Support groups for epilepsy may provide help and information for people who have the condition. These groups are available online and in person.

Epilepsy is a neurological condition that causes reoccurring seizures. It is a chronic condition, meaning it is long term. Having a long-term condition can result in a person developing issues with their mental health.

Information from the National Institute of Mental Health (NIMH) notes that depression is common in people who have epilepsy.

Support groups provide a space for people to talk with their peers and share help and information. This may help a person with a chronic illness alongside psychological symptoms such as depression or anxiety.

This article discusses finding support groups for people with epilepsy and how to choose the right group.

People sitting in a support groupShare on Pinterest
MoMo Productions/Getty Images

Support groups for epilepsy connect people with the condition. This allows a person to share their experiences and issues with their peers.

A study from 2019 states that group work can benefit people with chronic illnesses. Researchers noted that group work could provide:

  • improved outcomes
  • patient support
  • reduced medical costs

Additionally, researchers found that groups with a healthcare professional in attendance had improvements in:

  • pain
  • psychological symptoms
  • self-belief
  • self-care
  • quality of life

Targeted Self-Management for Epilepsy and Mental Illness (TIME)

TIME is a behavioral program designed for people who have epilepsy. Participants meet in groups of 8–10 alongside a nurse and a peer educator. A peer educator is a person who has epilepsy and who is successfully managing their condition and depression.

TIME involves 12 weekly sessions of 60–90 minutes, where participants discuss subjects such as:

  • facts versus myths about epilepsy and mental health
  • forming an action plan for coping with symptoms
  • setting goals
  • stress management
  • how to talk with healthcare professionals

Following these sessions, a person will receive phone calls from the nurse to offer support and self-care.

Research from 2018 found that Community-TIME (C-TIME) — a community-targeted form of TIME — significantly reduced depression severity in people with epilepsy.

Certain people who have epilepsy may be unable to attend in-person support groups. They may prefer to connect with a support group online.

Various sites offer online support for people who have epilepsy, such as:

A person may also be able to find online support groups in their state via the Epilepsy Foundation.

There are many support groups for people with epilepsy in the United States. The Epilepsy Foundation has a tool that allows a person to locate local support groups.

The Epilepsy Foundation also lists virtual and in-person support groups and events in various states.

Additionally, the Epilepsy Alliance America lists organizations that provide support groups in several states.

A person may choose a support group based on their age, location, or type of epilepsy they have. People with family members who have epilepsy may also want to find a support group.

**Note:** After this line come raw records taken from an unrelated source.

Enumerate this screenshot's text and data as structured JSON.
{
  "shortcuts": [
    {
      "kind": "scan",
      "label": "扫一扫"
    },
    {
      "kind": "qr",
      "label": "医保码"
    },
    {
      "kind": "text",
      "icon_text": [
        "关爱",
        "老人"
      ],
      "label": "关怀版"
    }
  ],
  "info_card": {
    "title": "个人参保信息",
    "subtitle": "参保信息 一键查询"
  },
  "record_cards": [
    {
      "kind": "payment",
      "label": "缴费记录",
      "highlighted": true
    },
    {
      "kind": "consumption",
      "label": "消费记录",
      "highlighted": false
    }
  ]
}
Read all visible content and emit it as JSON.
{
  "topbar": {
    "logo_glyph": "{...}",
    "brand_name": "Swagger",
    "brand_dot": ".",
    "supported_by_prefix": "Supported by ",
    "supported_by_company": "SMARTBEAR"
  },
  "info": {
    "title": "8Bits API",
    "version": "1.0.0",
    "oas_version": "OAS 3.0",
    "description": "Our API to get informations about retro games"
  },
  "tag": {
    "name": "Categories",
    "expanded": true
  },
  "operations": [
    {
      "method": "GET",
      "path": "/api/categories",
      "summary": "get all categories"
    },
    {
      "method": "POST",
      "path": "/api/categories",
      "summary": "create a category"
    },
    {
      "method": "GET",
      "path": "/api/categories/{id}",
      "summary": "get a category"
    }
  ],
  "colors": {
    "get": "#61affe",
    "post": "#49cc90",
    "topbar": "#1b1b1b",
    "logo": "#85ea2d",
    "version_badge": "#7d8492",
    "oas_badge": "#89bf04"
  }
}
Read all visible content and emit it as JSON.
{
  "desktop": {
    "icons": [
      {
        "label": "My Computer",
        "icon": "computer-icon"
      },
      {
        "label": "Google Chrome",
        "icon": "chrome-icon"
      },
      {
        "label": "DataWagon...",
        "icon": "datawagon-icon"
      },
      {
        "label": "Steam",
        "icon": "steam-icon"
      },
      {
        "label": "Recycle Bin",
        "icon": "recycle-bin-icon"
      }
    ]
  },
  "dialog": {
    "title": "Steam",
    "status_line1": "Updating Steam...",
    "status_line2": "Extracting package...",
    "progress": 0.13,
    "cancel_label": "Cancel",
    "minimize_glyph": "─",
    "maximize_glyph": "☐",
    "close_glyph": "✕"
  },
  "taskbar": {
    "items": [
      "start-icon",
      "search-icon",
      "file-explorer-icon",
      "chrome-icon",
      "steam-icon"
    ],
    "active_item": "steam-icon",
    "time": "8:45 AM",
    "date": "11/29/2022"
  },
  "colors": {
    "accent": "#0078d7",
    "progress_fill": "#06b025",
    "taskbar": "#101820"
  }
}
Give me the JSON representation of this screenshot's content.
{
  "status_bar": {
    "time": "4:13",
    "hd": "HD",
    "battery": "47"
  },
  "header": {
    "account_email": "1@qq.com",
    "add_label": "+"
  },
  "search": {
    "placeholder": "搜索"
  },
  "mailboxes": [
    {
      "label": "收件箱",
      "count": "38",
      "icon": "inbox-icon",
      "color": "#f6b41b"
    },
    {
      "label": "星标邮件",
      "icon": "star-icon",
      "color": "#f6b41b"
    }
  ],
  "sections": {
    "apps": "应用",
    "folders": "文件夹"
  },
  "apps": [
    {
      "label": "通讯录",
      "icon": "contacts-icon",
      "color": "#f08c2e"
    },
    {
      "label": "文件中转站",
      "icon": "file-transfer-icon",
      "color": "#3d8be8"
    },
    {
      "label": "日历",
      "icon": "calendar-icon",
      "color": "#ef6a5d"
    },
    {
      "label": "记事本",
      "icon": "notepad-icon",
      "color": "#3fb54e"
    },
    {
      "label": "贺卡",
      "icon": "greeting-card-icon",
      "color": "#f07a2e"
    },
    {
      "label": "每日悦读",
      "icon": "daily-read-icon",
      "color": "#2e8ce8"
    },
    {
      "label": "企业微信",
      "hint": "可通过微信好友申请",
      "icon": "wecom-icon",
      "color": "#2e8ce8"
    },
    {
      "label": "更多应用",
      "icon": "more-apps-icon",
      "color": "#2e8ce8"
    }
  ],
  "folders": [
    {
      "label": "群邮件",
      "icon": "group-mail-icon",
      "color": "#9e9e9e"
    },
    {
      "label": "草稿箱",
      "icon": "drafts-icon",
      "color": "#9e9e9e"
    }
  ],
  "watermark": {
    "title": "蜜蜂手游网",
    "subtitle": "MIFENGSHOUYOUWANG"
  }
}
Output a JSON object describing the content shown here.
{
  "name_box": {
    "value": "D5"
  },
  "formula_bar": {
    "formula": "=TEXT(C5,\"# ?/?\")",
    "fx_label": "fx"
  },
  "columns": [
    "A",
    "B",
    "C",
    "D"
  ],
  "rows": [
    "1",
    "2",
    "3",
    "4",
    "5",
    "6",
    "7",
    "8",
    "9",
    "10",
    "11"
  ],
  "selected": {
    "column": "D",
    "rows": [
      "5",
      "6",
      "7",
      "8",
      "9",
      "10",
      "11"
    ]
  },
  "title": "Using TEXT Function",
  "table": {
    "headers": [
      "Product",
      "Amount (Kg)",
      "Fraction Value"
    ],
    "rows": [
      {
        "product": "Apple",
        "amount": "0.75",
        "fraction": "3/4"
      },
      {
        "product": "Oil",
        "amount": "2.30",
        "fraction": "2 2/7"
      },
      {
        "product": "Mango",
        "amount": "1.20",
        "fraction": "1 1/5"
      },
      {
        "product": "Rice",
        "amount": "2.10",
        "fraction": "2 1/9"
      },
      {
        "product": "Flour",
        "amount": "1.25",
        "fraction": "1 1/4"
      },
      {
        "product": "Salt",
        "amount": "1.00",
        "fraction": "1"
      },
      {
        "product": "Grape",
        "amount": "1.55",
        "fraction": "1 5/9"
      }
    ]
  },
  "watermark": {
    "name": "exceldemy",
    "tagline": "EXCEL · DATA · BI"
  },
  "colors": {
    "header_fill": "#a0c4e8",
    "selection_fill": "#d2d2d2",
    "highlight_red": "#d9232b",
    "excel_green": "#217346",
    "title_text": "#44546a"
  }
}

A healthcare professional may be able to help a person find a suitable support group.

The Epilepsy Foundation offers a 24-7 Helpline that provides support and information for people who have epilepsy. They can also help a person find support or help in their area. The organization also provides an online toolkit for people seeking help or information about epilepsy.

The Centers for Disease Control and Prevention (CDC) have a list of resources for anyone wanting to learn more about epilepsy.

Epilepsy is a chronic neurological health condition. A person who has epilepsy may find it beneficial to become part of a support group.

Support groups allow people to discuss their experiences and provide information to their peers. Studies indicate that group work can help reduce depression in people who have epilepsy.

There are many resources a person can use to find the right support group for them. If they have difficulty finding a local support group, they can speak with a doctor about available options.